--- MATERIALS PROVIDED ---

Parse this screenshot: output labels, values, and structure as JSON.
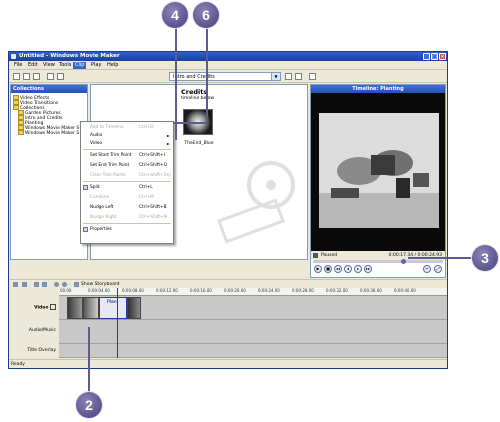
{
  "window": {
    "title": "Untitled - Windows Movie Maker",
    "controls": [
      "_",
      "□",
      "×"
    ]
  },
  "menubar": [
    "File",
    "Edit",
    "View",
    "Tools",
    "Clip",
    "Play",
    "Help"
  ],
  "toolbar": {
    "collection_selected": "Intro and Credits"
  },
  "collections": {
    "header": "Collections",
    "items": [
      "Video Effects",
      "Video Transitions",
      "Collections",
      "Garden Pictures",
      "Intro and Credits",
      "Planting",
      "Windows Movie Maker S",
      "Windows Movie Maker S"
    ]
  },
  "content": {
    "title": "Credits",
    "subtitle": "timeline below",
    "thumb_label": "TheEnd_Blue"
  },
  "clip_menu": {
    "items": [
      {
        "label": "Add to Timeline",
        "shortcut": "Ctrl+D",
        "disabled": true
      },
      {
        "label": "Audio",
        "submenu": true
      },
      {
        "label": "Video",
        "submenu": true
      },
      {
        "label": "Set Start Trim Point",
        "shortcut": "Ctrl+Shift+I"
      },
      {
        "label": "Set End Trim Point",
        "shortcut": "Ctrl+Shift+O"
      },
      {
        "label": "Clear Trim Points",
        "shortcut": "Ctrl+Shift+Del",
        "disabled": true
      },
      {
        "label": "Split",
        "shortcut": "Ctrl+L"
      },
      {
        "label": "Combine",
        "shortcut": "Ctrl+M",
        "disabled": true
      },
      {
        "label": "Nudge Left",
        "shortcut": "Ctrl+Shift+B"
      },
      {
        "label": "Nudge Right",
        "shortcut": "Ctrl+Shift+N",
        "disabled": true
      },
      {
        "label": "Properties"
      }
    ]
  },
  "preview": {
    "title": "Timeline: Planting",
    "status": "Paused",
    "time": "0:00:17.34 / 0:00:24.93",
    "buttons": [
      "▶",
      "■",
      "◂◂",
      "◂",
      "▸",
      "▸▸",
      "✂",
      "⤢"
    ],
    "seek_fraction": 0.7
  },
  "timeline": {
    "show_storyboard": "Show Storyboard",
    "ruler": [
      "00.00",
      "0:00:04.00",
      "0:00:08.00",
      "0:00:12.00",
      "0:00:16.00",
      "0:00:20.00",
      "0:00:24.00",
      "0:00:28.00",
      "0:00:32.00",
      "0:00:36.00",
      "0:00:40.00"
    ],
    "tracks": [
      "Video",
      "Audio/Music",
      "Title Overlay"
    ],
    "clip_label": "Plan"
  },
  "statusbar": "Ready",
  "callouts": [
    "4",
    "6",
    "3",
    "2"
  ]
}
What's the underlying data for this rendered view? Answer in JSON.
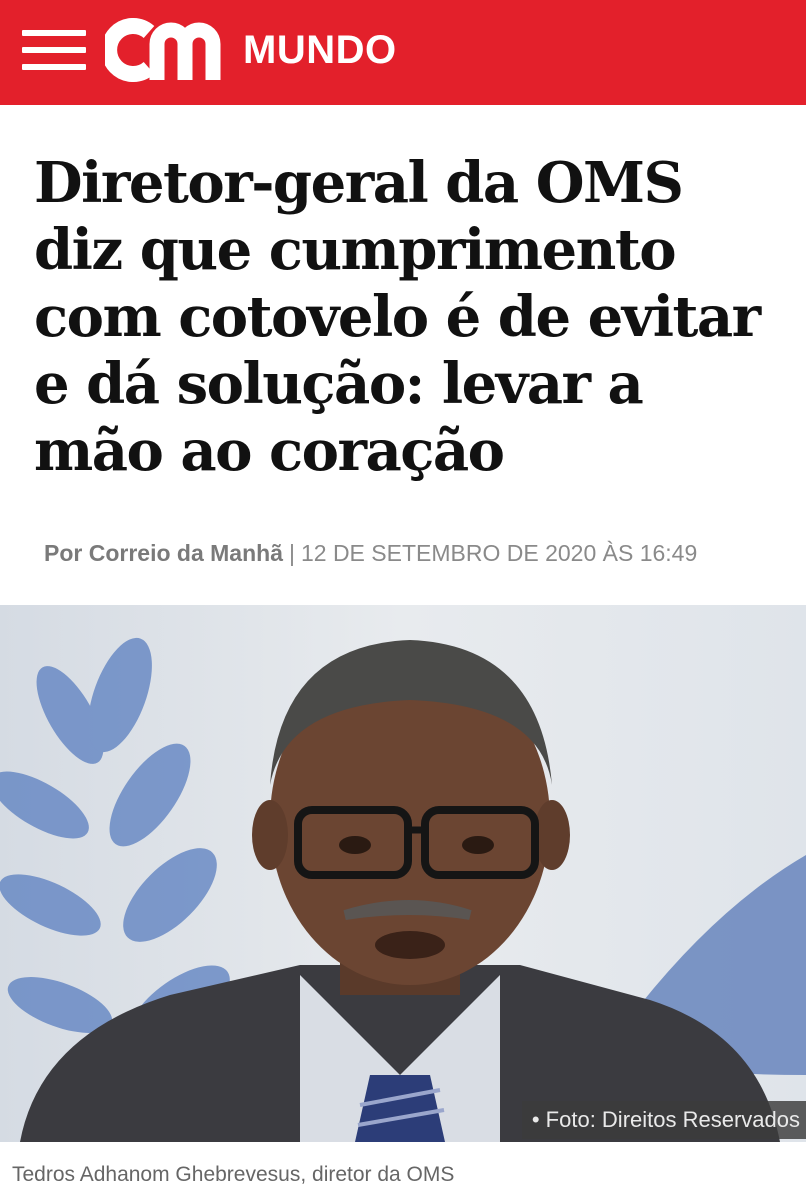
{
  "header": {
    "section": "MUNDO",
    "logo_text": "cm",
    "colors": {
      "brand_red": "#e3202b"
    },
    "icons": [
      "hamburger-menu-icon"
    ]
  },
  "article": {
    "headline": "Diretor-geral da OMS diz que cumprimento com cotovelo é de evitar e dá solução: levar a mão ao coração",
    "author": "Por Correio da Manhã",
    "separator": "|",
    "date": "12 DE SETEMBRO DE 2020 ÀS 16:49",
    "image_credit": "• Foto: Direitos Reservados",
    "caption": "Tedros Adhanom Ghebrevesus, diretor da OMS"
  }
}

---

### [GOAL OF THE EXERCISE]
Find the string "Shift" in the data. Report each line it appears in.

### [COMPLETED TASK]
        "shortcut": "Ctrl+Shift+I"
        "shortcut": "Ctrl+Shift+O"
        "shortcut": "Ctrl+Shift+Del",
        "shortcut": "Ctrl+Shift+B"
        "shortcut": "Ctrl+Shift+N",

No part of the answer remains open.